Preparing Fibre to Preserve Quality
Sometimes your fibre just does not dye correctly. The silk lost its sheen, the fleece became course, or the roving felted. Dyeing is an art in itself, and is also part of preparing to engage in fibre art. I do not want to re-hash the washing and other pre-dye preparation information here. You can always refer back to part one of this series if you want to review or reference that information.
Natural dyeing can be very hit and miss, sometimes the colour is brilliant and other times you end up disappointed. What is worse, is when the colour is amazing but your fibre was ruined. Can you ruin fibre in the dyeing process? Yes, and it is very common when dyeing with reds or blues. Of course, those just happen to be the more expensive natural dyes too.
Dye Vat Tips to Preserve Quality:

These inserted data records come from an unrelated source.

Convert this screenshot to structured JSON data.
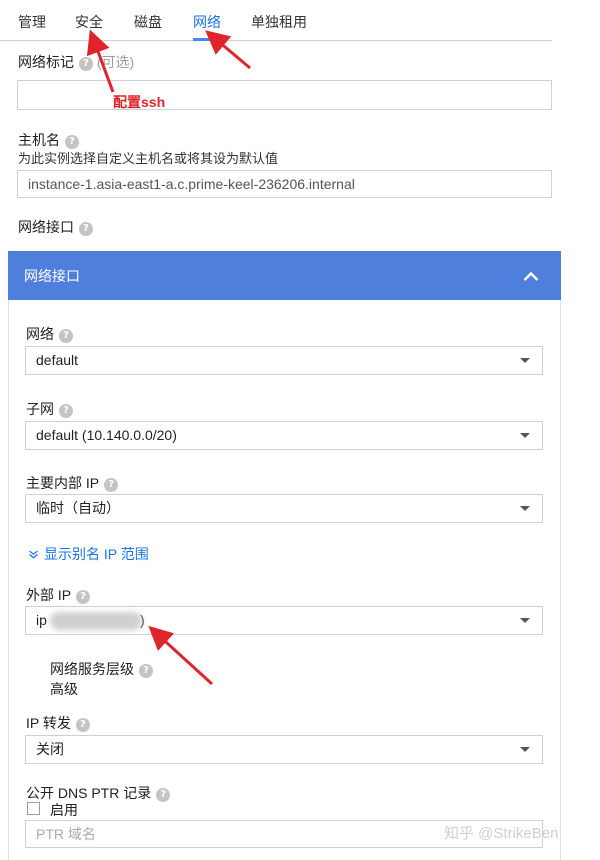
{
  "tabs": [
    {
      "label": "管理"
    },
    {
      "label": "安全"
    },
    {
      "label": "磁盘"
    },
    {
      "label": "网络"
    },
    {
      "label": "单独租用"
    }
  ],
  "network_tags": {
    "label": "网络标记",
    "optional": "(可选)",
    "value": ""
  },
  "annotation": "配置ssh",
  "hostname": {
    "label": "主机名",
    "description": "为此实例选择自定义主机名或将其设为默认值",
    "value": "instance-1.asia-east1-a.c.prime-keel-236206.internal"
  },
  "network_interfaces_label": "网络接口",
  "panel": {
    "title": "网络接口",
    "network": {
      "label": "网络",
      "value": "default"
    },
    "subnet": {
      "label": "子网",
      "value": "default (10.140.0.0/20)"
    },
    "internal_ip": {
      "label": "主要内部 IP",
      "value": "临时（自动）"
    },
    "alias_link": "显示别名 IP 范围",
    "external_ip": {
      "label": "外部 IP",
      "value_prefix": "ip",
      "value_suffix": ")"
    },
    "tier": {
      "label": "网络服务层级",
      "value": "高级"
    },
    "ip_forwarding": {
      "label": "IP 转发",
      "value": "关闭"
    },
    "dns_ptr": {
      "label": "公开 DNS PTR 记录",
      "checkbox_label": "启用",
      "placeholder": "PTR 域名"
    }
  },
  "watermark": "知乎 @StrikeBen",
  "colors": {
    "accent": "#4285f4",
    "panel_header": "#4f7fdc",
    "annotation_red": "#e0242b"
  }
}
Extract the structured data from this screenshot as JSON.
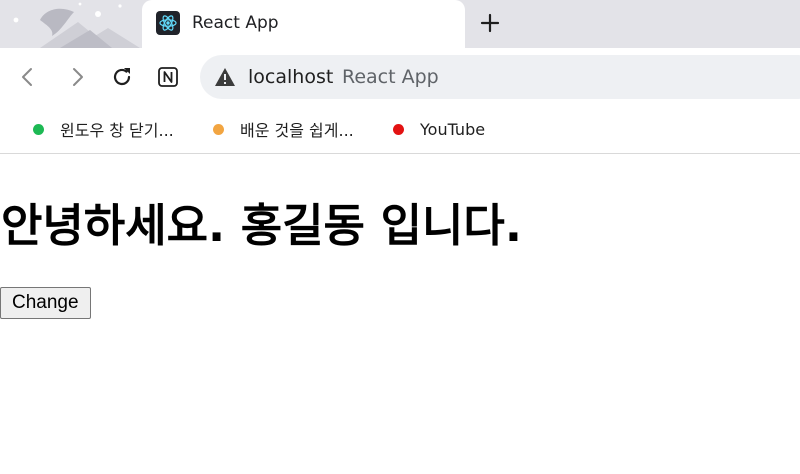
{
  "browser": {
    "tab": {
      "title": "React App",
      "favicon": "react-logo-icon"
    },
    "new_tab_icon": "plus-icon",
    "toolbar": {
      "back_icon": "back-arrow-icon",
      "forward_icon": "forward-arrow-icon",
      "reload_icon": "reload-icon",
      "extension_icon": "notion-icon"
    },
    "address_bar": {
      "security_icon": "warning-triangle-icon",
      "host": "localhost",
      "page_title": "React App"
    },
    "bookmarks": [
      {
        "label": "윈도우 창 닫기...",
        "color": "#1db954"
      },
      {
        "label": "배운 것을 쉽게...",
        "color": "#f2a541"
      },
      {
        "label": "YouTube",
        "color": "#e31212"
      }
    ]
  },
  "page": {
    "heading": "안녕하세요. 홍길동 입니다.",
    "button_label": "Change"
  }
}
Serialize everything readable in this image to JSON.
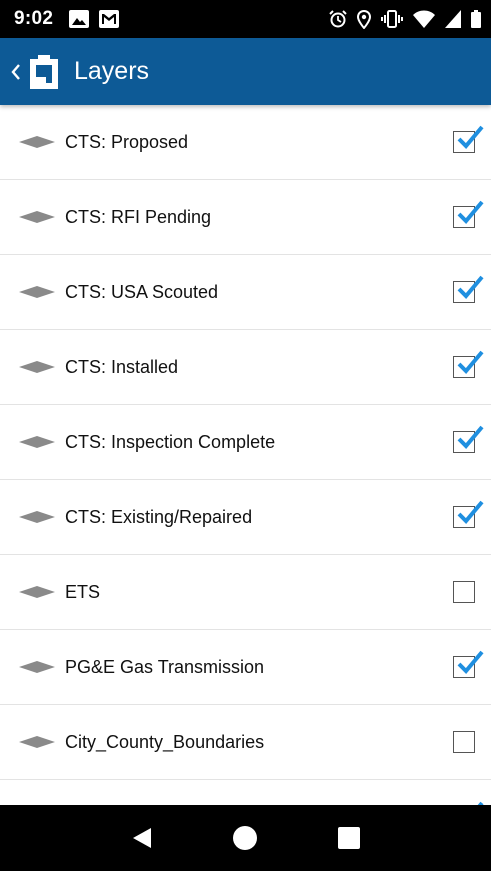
{
  "status_bar": {
    "time": "9:02",
    "left_icons": [
      "image-notification-icon",
      "gmail-notification-icon"
    ],
    "right_icons": [
      "alarm-icon",
      "location-icon",
      "vibrate-icon",
      "wifi-icon",
      "signal-icon",
      "battery-icon"
    ]
  },
  "app_bar": {
    "title": "Layers",
    "background_color": "#0d5a96"
  },
  "layers": [
    {
      "label": "CTS: Proposed",
      "checked": true
    },
    {
      "label": "CTS: RFI Pending",
      "checked": true
    },
    {
      "label": "CTS: USA Scouted",
      "checked": true
    },
    {
      "label": "CTS: Installed",
      "checked": true
    },
    {
      "label": "CTS: Inspection Complete",
      "checked": true
    },
    {
      "label": "CTS: Existing/Repaired",
      "checked": true
    },
    {
      "label": "ETS",
      "checked": false
    },
    {
      "label": "PG&E Gas Transmission",
      "checked": true
    },
    {
      "label": "City_County_Boundaries",
      "checked": false
    },
    {
      "label": "",
      "checked": true
    }
  ],
  "colors": {
    "checkmark": "#1f8fe0",
    "drag_handle": "#8a8a8a"
  },
  "nav_bar": {
    "buttons": [
      "back-icon",
      "home-icon",
      "recents-icon"
    ]
  }
}
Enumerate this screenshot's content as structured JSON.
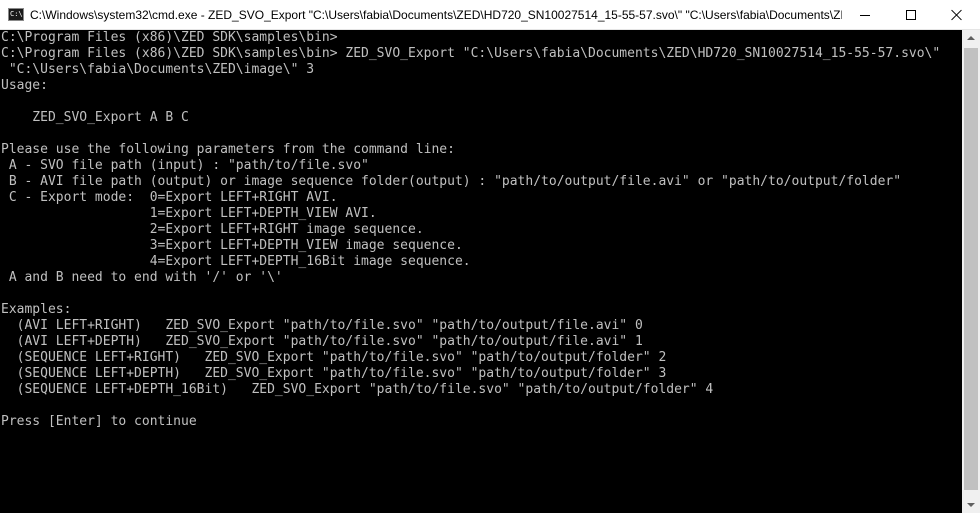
{
  "window": {
    "title": "C:\\Windows\\system32\\cmd.exe - ZED_SVO_Export  \"C:\\Users\\fabia\\Documents\\ZED\\HD720_SN10027514_15-55-57.svo\\\" \"C:\\Users\\fabia\\Documents\\ZE...",
    "app_icon_glyph": "C:\\",
    "controls": {
      "minimize": "minimize-icon",
      "maximize": "maximize-icon",
      "close": "close-icon"
    }
  },
  "console": {
    "text_color": "#c0c0c0",
    "background": "#000000",
    "lines": [
      "C:\\Program Files (x86)\\ZED SDK\\samples\\bin>",
      "C:\\Program Files (x86)\\ZED SDK\\samples\\bin> ZED_SVO_Export \"C:\\Users\\fabia\\Documents\\ZED\\HD720_SN10027514_15-55-57.svo\\\"",
      " \"C:\\Users\\fabia\\Documents\\ZED\\image\\\" 3",
      "Usage:",
      "",
      "    ZED_SVO_Export A B C",
      "",
      "Please use the following parameters from the command line:",
      " A - SVO file path (input) : \"path/to/file.svo\"",
      " B - AVI file path (output) or image sequence folder(output) : \"path/to/output/file.avi\" or \"path/to/output/folder\"",
      " C - Export mode:  0=Export LEFT+RIGHT AVI.",
      "                   1=Export LEFT+DEPTH_VIEW AVI.",
      "                   2=Export LEFT+RIGHT image sequence.",
      "                   3=Export LEFT+DEPTH_VIEW image sequence.",
      "                   4=Export LEFT+DEPTH_16Bit image sequence.",
      " A and B need to end with '/' or '\\'",
      "",
      "Examples:",
      "  (AVI LEFT+RIGHT)   ZED_SVO_Export \"path/to/file.svo\" \"path/to/output/file.avi\" 0",
      "  (AVI LEFT+DEPTH)   ZED_SVO_Export \"path/to/file.svo\" \"path/to/output/file.avi\" 1",
      "  (SEQUENCE LEFT+RIGHT)   ZED_SVO_Export \"path/to/file.svo\" \"path/to/output/folder\" 2",
      "  (SEQUENCE LEFT+DEPTH)   ZED_SVO_Export \"path/to/file.svo\" \"path/to/output/folder\" 3",
      "  (SEQUENCE LEFT+DEPTH_16Bit)   ZED_SVO_Export \"path/to/file.svo\" \"path/to/output/folder\" 4",
      "",
      "Press [Enter] to continue"
    ]
  },
  "scrollbar": {
    "up_icon": "scroll-up-arrow-icon",
    "down_icon": "scroll-down-arrow-icon"
  }
}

Top tip for reds is never, ever, ever boil a red dye. Some reds will be destroyed by the boiling while others will actually change colour. Boiling will also felt your fibre, and can cause silk to lose its sheen as well. No matter what colour you are dyeing, and whether it is natural or synthetic dyes that you are using, never boil silk. Some silk can handle a short period of boiling, such as silk noil, but silk fabric, roving, or yarn can have the luster destroyed by heat. When dyeing with silk keep the vat to a low simmer, and heat a tad longer than is suggested (or until exhausted if using synthetic dyes).
Some mordants can also damage the fibres. Iron can eat the fibres over time, and weaken them immediately. As such, Iron is best utilized as an after-bath, or through the dyeing process by using a cast-iron vessel. Iron is generally utilized to sadden the colour, such as turning a yellow to more of a green. Tin is another harsh mordant, not to mention that it is toxic. Tin is best used as a light after-bath, usually utilized to brighten the colours.
Indigo is another dye vat that can end up damaging your fibres. Indigo is dyed with at a high pH, normally 10. Most indigo reduction vats call for the use of Lye, sodium hydroxide. Lye is one of the chemicals often used to burn VM (vegetable matter) out of wool in commercial processes. The use of Lye in an indigo vat can cause the wool to become harsh and scratchy. One way to mitigate lye harshness is to utilize short vat times and frequent oxidization. A second method to avoid the fibres becoming harsh or damaged is to use a different chemical to change the pH, such as washing or baking soda.
When dyeing with roving, always make sure to simmer the fibre rather than boil it. Roving and fleece are prime candidates for “dye bath felt” creations. If roving has felted a bit, but is still loose, it can be reclaimed. You can reclaim mildly felted roving by gently teasing and tugging the fibres until they “slip” against each other and become fluffy. If you tug too hard it can part the roving, so experiment and adjust until you get the right feel.
Back To You:
Has your dye experiments every damaged your fibre? Where you able to reclaim your naturally dyed fibre from the jaws of the dye-bath extreme damage? Leave a comment, I’d love to hear from you.